**Action item**
If a record holds a picture, leave the picture out, but write out everything else exactly.

**Data records**
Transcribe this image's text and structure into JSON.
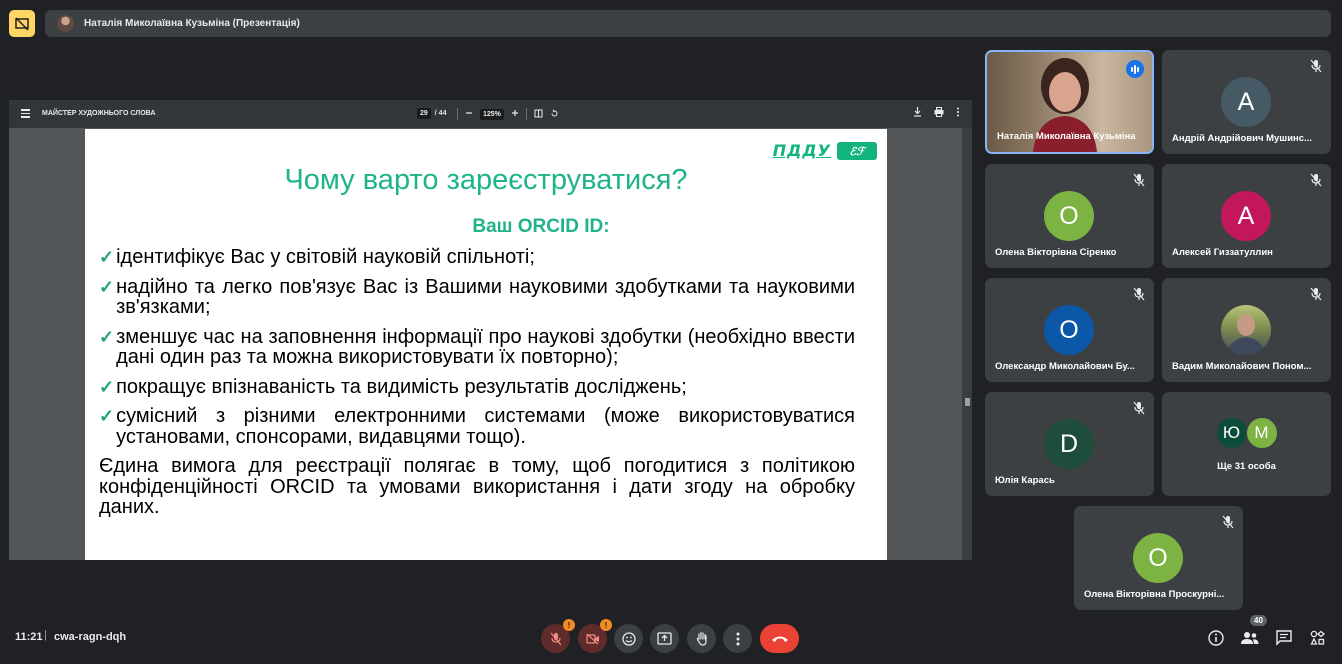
{
  "header": {
    "presenter_title": "Наталія Миколаївна Кузьміна (Презентація)"
  },
  "pdf_viewer": {
    "document_title": "МАЙСТЕР ХУДОЖНЬОГО СЛОВА",
    "current_page": "29",
    "total_pages": "/ 44",
    "zoom": "125%"
  },
  "slide": {
    "logo_text": "ПДДУ",
    "logo_mark": "ℰℱ",
    "title": "Чому варто зареєструватися?",
    "subtitle": "Ваш ORCID ID:",
    "check_symbol": "✓",
    "items": [
      "ідентифікує Вас у світовій науковій спільноті;",
      "надійно та легко пов'язує Вас із Вашими науковими здобутками та науковими зв'язками;",
      "зменшує час на заповнення інформації про наукові здобутки (необхідно ввести дані один раз та можна використовувати їх повторно);",
      "покращує впізнаваність та видимість результатів досліджень;",
      "сумісний з різними електронними системами (може використовуватися установами, спонсорами, видавцями тощо)."
    ],
    "final": "Єдина вимога для реєстрації полягає в тому, щоб погодитися з політикою конфіденційності ORCID та умовами використання і дати згоду на обробку даних."
  },
  "participants": [
    {
      "name": "Наталія Миколаївна Кузьміна",
      "initial": "",
      "color": ""
    },
    {
      "name": "Андрій Андрійович Мушинс...",
      "initial": "A",
      "color": "#455a64"
    },
    {
      "name": "Олена Вікторівна Сіренко",
      "initial": "O",
      "color": "#7cb342"
    },
    {
      "name": "Алексей Гиззатуллин",
      "initial": "A",
      "color": "#c2185b"
    },
    {
      "name": "Олександр Миколайович Бу...",
      "initial": "O",
      "color": "#0b57a8"
    },
    {
      "name": "Вадим Миколайович Поном...",
      "initial": "",
      "color": ""
    },
    {
      "name": "Юлія Карась",
      "initial": "D",
      "color": "#1e4d3b"
    },
    {
      "name": "Олена Вікторівна Проскурні...",
      "initial": "O",
      "color": "#7cb342"
    }
  ],
  "others": {
    "initials": [
      "Ю",
      "M"
    ],
    "colors": [
      "#0b4d3a",
      "#7cb342"
    ],
    "label": "Ще 31 особа"
  },
  "bottom": {
    "time": "11:21",
    "separator": "|",
    "meeting_code": "cwa-ragn-dqh",
    "warn": "!",
    "participant_count": "40"
  },
  "colors": {
    "accent": "#1fb38a",
    "speaking_border": "#8ab4f8",
    "hangup": "#ea4335"
  }
}
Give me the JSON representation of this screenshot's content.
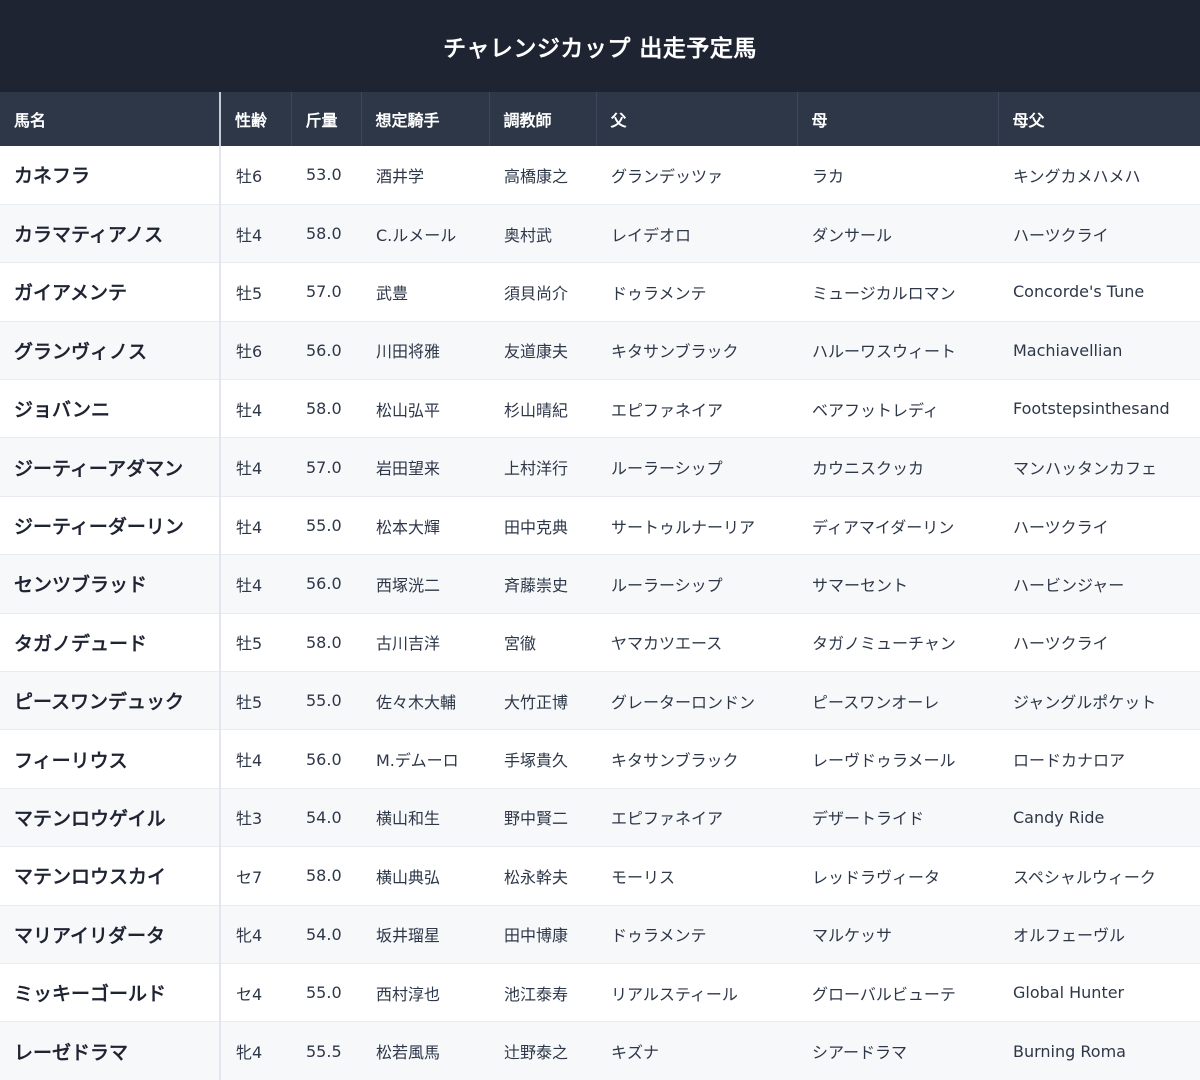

**Task answer**
Transcribe this image's text and structure into JSON.
{
  "header": {
    "presenter_title": "Наталія Миколаївна Кузьміна (Презентація)"
  },
  "pdf_viewer": {
    "document_title": "МАЙСТЕР ХУДОЖНЬОГО СЛОВА",
    "current_page": "29",
    "total_pages": "/ 44",
    "zoom": "125%"
  },
  "slide": {
    "logo_text": "ПДДУ",
    "logo_mark": "ℰℱ",
    "title": "Чому варто зареєструватися?",
    "subtitle": "Ваш ORCID ID:",
    "check_symbol": "✓",
    "items": [
      "ідентифікує Вас у світовій науковій спільноті;",
      "надійно та легко пов'язує Вас із Вашими науковими здобутками та науковими зв'язками;",
      "зменшує час на заповнення інформації про наукові здобутки (необхідно ввести дані один раз та можна використовувати їх повторно);",
      "покращує впізнаваність та видимість результатів досліджень;",
      "сумісний з різними електронними системами (може використовуватися установами, спонсорами, видавцями тощо)."
    ],
    "final": "Єдина вимога для реєстрації полягає в тому, щоб погодитися з політикою конфіденційності ORCID та умовами використання і дати згоду на обробку даних."
  },
  "participants": [
    {
      "name": "Наталія Миколаївна Кузьміна",
      "initial": "",
      "color": ""
    },
    {
      "name": "Андрій Андрійович Мушинс...",
      "initial": "A",
      "color": "#455a64"
    },
    {
      "name": "Олена Вікторівна Сіренко",
      "initial": "O",
      "color": "#7cb342"
    },
    {
      "name": "Алексей Гиззатуллин",
      "initial": "A",
      "color": "#c2185b"
    },
    {
      "name": "Олександр Миколайович Бу...",
      "initial": "O",
      "color": "#0b57a8"
    },
    {
      "name": "Вадим Миколайович Поном...",
      "initial": "",
      "color": ""
    },
    {
      "name": "Юлія Карась",
      "initial": "D",
      "color": "#1e4d3b"
    },
    {
      "name": "Олена Вікторівна Проскурні...",
      "initial": "O",
      "color": "#7cb342"
    }
  ],
  "others": {
    "initials": [
      "Ю",
      "M"
    ],
    "colors": [
      "#0b4d3a",
      "#7cb342"
    ],
    "label": "Ще 31 особа"
  },
  "bottom": {
    "time": "11:21",
    "separator": "|",
    "meeting_code": "cwa-ragn-dqh",
    "warn": "!",
    "participant_count": "40"
  },
  "colors": {
    "accent": "#1fb38a",
    "speaking_border": "#8ab4f8",
    "hangup": "#ea4335"
  }
}
Give me the JSON representation of this screenshot's content.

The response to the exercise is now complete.